== Given information
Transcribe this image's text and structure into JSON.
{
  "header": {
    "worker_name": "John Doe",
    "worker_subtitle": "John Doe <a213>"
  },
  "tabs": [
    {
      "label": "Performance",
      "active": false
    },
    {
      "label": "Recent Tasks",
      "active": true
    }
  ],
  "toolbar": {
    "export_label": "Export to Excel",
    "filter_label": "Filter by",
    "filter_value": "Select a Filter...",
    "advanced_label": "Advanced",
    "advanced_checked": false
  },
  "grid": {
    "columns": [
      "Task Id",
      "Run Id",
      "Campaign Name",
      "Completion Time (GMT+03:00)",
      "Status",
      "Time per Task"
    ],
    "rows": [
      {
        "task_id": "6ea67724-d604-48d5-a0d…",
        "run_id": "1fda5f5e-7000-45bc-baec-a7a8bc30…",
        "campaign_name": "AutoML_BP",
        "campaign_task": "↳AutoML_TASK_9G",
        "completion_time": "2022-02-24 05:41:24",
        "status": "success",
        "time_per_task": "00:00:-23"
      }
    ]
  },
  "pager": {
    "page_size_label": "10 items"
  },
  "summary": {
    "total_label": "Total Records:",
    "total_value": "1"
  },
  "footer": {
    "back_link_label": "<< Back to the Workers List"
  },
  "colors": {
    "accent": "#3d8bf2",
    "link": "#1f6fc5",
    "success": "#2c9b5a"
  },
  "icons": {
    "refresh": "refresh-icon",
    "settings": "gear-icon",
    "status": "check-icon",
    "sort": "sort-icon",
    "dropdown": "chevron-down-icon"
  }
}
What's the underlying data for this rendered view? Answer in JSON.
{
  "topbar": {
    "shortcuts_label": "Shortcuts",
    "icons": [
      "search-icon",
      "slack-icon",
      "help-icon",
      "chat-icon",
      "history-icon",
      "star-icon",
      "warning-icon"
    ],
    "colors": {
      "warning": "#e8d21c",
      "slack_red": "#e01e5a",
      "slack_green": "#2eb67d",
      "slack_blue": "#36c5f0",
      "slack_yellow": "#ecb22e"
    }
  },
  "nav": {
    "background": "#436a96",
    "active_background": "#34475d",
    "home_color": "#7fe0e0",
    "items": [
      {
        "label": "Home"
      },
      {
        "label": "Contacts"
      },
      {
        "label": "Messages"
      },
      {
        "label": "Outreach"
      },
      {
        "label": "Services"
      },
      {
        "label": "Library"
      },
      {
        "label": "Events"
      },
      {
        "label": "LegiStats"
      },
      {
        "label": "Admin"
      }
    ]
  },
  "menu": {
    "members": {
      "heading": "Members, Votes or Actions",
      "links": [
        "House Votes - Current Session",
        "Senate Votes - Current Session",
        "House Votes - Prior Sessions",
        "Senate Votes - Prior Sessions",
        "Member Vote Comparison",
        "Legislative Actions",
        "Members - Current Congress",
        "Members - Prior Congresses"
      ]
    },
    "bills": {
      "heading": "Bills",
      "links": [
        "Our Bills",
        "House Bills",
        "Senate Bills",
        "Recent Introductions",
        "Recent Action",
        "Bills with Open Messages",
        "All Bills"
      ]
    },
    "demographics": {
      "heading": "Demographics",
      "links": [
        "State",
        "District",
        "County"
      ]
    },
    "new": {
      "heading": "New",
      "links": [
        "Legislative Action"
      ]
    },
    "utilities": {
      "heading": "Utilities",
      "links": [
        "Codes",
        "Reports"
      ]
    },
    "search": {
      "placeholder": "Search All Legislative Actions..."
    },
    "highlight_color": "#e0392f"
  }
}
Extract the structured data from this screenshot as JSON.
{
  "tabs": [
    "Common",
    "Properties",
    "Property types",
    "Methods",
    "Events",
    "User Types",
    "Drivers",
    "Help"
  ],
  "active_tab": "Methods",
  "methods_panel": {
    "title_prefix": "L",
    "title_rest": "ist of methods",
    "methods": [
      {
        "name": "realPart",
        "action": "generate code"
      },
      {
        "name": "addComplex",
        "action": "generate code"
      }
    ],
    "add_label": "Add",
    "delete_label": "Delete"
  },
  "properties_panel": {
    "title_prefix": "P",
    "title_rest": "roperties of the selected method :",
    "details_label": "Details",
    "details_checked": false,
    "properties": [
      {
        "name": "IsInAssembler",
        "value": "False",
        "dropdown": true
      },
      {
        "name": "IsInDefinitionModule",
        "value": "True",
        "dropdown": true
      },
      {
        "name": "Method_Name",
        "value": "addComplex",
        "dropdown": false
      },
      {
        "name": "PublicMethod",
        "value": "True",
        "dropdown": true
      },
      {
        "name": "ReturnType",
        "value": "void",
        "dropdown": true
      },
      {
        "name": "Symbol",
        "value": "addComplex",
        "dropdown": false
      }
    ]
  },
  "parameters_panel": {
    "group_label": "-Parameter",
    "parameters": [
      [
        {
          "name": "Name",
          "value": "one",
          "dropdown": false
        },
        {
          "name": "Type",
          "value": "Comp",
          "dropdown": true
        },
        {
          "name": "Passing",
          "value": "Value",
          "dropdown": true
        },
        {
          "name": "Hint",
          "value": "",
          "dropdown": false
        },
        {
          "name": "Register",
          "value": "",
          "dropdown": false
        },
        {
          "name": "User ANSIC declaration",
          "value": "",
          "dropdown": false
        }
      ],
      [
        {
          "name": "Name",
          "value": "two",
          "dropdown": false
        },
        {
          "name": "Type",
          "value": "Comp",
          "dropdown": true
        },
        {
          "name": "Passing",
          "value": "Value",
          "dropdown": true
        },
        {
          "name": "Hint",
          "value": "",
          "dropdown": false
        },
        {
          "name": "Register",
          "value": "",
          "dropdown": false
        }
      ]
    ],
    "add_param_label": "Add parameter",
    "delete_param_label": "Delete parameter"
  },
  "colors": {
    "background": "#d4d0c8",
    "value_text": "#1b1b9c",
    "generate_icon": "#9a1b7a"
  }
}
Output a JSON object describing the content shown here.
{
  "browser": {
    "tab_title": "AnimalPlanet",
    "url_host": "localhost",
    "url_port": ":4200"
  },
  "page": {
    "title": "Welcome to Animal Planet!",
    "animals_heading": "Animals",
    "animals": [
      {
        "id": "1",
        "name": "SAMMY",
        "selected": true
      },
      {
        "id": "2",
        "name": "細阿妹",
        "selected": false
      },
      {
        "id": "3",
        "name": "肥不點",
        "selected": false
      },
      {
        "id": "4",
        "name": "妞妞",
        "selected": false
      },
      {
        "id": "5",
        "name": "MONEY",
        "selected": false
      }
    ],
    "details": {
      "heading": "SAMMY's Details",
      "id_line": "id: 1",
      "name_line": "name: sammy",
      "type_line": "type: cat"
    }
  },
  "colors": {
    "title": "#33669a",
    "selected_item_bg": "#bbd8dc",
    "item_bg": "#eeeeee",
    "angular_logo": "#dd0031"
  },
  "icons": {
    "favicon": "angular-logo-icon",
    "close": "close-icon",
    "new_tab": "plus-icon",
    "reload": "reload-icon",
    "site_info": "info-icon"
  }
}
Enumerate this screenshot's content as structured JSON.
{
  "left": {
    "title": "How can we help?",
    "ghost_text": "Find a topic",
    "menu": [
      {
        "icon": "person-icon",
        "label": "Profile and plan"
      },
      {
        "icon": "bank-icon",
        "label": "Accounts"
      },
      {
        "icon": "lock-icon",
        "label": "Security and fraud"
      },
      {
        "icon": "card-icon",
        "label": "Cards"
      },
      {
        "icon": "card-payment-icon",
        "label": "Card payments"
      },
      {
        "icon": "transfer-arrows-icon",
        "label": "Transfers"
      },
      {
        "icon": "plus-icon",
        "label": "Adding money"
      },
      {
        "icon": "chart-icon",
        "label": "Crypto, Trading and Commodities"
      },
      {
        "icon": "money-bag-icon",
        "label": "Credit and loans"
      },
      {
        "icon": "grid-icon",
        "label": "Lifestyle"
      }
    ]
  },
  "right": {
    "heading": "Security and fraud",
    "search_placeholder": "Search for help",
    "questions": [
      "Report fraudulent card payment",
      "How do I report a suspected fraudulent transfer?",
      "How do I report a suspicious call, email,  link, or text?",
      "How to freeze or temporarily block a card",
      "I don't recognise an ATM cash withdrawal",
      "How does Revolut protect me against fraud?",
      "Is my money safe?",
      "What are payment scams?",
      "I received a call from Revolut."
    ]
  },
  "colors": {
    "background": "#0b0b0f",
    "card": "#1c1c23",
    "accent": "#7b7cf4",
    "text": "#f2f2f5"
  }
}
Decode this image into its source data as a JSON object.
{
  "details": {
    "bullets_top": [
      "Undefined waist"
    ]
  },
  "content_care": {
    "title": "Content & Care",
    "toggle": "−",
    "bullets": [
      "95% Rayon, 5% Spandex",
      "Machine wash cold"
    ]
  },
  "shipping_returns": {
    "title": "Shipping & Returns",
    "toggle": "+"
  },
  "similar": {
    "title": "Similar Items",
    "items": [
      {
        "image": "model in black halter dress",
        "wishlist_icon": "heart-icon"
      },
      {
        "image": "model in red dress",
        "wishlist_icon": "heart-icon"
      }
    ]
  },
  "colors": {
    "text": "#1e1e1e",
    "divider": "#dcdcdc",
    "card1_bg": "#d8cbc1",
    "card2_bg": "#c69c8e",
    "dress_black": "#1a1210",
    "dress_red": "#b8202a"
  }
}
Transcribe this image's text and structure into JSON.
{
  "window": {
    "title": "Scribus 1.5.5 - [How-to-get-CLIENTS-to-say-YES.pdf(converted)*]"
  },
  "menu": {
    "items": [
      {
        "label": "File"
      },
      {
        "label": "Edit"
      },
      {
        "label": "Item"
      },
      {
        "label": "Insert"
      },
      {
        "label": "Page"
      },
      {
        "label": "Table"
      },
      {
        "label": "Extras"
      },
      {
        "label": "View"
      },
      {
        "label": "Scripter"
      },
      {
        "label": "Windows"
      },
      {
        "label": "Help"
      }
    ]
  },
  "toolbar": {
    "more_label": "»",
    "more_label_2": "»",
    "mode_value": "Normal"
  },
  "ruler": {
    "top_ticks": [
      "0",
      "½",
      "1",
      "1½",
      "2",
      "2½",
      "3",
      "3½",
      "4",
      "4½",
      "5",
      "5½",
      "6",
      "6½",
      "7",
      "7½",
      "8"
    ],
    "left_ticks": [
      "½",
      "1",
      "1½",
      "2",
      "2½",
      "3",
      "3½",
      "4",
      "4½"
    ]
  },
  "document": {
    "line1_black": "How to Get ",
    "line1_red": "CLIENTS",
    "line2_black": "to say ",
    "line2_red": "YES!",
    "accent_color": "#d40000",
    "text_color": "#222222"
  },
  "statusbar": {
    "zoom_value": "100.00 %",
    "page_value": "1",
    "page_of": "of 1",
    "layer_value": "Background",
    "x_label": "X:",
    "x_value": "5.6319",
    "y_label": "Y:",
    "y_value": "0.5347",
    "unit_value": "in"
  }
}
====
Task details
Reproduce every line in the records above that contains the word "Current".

Solved problem
        "House Votes - Current Session",
        "Senate Votes - Current Session",
        "Members - Current Congress",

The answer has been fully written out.